Working with Model Classes in ES6+ / TypeScript

I love using models in my code. I've written about my infatuation before. Clean ES6+ or TypeScript code just looks better than code littered with framework references and magic.

I primarily use them in my Aurelia code because I write of lot of code with Aurelia. My models typically have no reference to Aurelia at all so here on out I'm showing pure code to show off the simplicity.

ES6 Model Class

Models are representations of data.

They are not visual representations of the data, so when you find yourself adding presentation logic in the model you should take a step back.

Here's an example of a simple model class -

export class Character {  
  id = '';
  name = '';
  constructor(data = {}) {
      Object.assign(this, data);
    if (!this.id) {
      this.id = new Date().getTime();
    }
  }
}
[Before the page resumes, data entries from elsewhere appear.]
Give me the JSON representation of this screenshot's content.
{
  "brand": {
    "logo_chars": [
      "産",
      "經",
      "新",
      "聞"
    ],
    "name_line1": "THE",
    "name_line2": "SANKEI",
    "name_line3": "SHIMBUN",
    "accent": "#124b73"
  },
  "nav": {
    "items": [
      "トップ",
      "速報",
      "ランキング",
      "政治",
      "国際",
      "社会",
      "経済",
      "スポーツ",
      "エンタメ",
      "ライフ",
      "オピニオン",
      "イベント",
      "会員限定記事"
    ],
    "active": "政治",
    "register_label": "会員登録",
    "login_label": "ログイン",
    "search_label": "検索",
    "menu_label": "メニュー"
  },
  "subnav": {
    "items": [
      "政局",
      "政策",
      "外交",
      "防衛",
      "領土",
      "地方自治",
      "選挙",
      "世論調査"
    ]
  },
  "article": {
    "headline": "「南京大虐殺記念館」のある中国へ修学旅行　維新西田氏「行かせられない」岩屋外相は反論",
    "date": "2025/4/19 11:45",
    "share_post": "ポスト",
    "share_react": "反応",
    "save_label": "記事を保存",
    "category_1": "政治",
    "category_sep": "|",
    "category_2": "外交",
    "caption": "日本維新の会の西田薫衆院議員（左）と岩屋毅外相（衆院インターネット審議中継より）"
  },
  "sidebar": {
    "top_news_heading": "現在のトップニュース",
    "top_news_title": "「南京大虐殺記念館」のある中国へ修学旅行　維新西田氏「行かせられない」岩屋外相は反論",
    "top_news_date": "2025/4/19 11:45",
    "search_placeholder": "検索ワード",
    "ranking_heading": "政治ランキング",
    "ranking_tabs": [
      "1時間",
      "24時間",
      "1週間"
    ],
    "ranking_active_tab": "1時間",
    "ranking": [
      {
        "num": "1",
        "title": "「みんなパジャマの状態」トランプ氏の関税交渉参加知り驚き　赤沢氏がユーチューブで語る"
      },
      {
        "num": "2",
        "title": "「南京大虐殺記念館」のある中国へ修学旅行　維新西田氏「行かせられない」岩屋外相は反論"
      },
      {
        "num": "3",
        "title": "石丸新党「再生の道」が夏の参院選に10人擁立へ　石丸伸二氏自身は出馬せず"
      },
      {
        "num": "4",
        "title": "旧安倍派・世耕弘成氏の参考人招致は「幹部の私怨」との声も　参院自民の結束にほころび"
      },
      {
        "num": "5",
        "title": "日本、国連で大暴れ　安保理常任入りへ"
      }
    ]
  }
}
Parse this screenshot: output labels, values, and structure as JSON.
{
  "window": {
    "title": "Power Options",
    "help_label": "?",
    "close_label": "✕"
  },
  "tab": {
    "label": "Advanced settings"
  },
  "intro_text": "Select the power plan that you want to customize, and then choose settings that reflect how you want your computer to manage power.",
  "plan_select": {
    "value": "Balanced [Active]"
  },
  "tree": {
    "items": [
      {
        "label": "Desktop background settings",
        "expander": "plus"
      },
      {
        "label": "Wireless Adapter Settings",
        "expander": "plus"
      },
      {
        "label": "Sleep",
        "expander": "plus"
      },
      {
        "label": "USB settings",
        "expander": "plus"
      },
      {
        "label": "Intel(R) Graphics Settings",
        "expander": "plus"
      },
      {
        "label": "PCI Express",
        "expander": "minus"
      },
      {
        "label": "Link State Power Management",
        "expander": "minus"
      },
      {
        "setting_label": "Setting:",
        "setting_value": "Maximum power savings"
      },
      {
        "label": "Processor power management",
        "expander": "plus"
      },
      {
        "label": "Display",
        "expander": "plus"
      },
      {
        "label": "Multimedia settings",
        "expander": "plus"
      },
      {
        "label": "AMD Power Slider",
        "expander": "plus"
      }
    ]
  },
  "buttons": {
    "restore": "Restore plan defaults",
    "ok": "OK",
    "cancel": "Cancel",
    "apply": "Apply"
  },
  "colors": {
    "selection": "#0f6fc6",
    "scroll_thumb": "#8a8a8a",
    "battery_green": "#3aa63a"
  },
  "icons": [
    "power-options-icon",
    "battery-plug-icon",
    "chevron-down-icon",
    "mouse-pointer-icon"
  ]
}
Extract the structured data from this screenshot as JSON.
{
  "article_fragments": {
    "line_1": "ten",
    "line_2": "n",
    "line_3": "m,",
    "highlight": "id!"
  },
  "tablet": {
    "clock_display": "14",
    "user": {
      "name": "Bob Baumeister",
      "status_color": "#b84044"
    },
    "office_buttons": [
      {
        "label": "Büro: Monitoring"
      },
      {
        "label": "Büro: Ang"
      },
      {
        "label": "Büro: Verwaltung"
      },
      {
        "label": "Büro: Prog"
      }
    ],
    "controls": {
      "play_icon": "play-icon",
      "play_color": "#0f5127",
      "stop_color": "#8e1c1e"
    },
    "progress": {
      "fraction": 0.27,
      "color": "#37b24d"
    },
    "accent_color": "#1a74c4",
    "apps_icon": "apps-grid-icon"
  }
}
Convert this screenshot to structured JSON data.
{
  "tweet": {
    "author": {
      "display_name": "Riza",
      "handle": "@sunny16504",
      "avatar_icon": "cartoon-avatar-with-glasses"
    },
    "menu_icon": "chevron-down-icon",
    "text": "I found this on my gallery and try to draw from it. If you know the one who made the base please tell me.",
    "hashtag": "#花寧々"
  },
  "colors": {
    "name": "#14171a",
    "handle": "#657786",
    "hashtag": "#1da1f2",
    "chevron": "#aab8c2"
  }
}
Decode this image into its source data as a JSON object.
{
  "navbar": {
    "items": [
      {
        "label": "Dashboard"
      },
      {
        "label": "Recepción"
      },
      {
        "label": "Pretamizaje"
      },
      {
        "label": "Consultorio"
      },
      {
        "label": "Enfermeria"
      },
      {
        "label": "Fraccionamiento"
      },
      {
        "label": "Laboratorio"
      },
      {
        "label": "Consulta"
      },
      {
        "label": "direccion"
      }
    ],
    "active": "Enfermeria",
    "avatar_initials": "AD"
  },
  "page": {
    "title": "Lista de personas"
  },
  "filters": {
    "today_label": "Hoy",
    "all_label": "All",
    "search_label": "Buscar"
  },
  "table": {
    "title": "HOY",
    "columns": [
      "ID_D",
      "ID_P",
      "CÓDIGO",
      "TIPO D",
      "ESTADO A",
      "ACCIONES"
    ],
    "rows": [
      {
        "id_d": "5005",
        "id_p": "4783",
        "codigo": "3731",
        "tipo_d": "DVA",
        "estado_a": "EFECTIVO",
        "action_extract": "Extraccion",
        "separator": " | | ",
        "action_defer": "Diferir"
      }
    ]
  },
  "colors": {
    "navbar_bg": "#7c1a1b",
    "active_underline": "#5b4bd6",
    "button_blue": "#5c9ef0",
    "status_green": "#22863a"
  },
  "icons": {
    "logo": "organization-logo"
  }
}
You can see here we have a few default values given for our id and name properties. If the data that is passed in to the constructor has either of those properties defined with a value those string empty's will be overwritten by that value.

This is because we are using Object.assign() to conventionally map our data to our available properties.

Using our model class might look like this -

import {Character} from './models/character';  
export class MyViewModel {  
  character = new Character({name: 'Patrick'});
}

Keeping our models clean of procedural code yet fat with logic that can be highly re-used is essential. This helps to improve the testability of the code.

TypeScript Model Class

With TypeScript we can go one step further and let our consumers know about what can be set / read on the model as well as providing intellisense on our model instance makes it easier to share code bases without diverging on implementations.

We can use the same pattern of passing in a set of JSON data with TypeScript and use a union type. This gives us intellisense while allowing us to default back to the classes' default property values.

The same code above, in TypeScript -

export class Character {  
  id = '';
  name = '';
  constructor(data: Character | {} = {}) {
    Object.assign(this, data);
    if (!this.id) {
      this.id = new Date().getTime().toString();
    }
  }
}

Basically we have the exact same code but simply by adding the union type in the constructor to describe the 'data' object we get the added benefit of TypeScript letting everyone else know what we expect to be passed in.

Let me know what you think!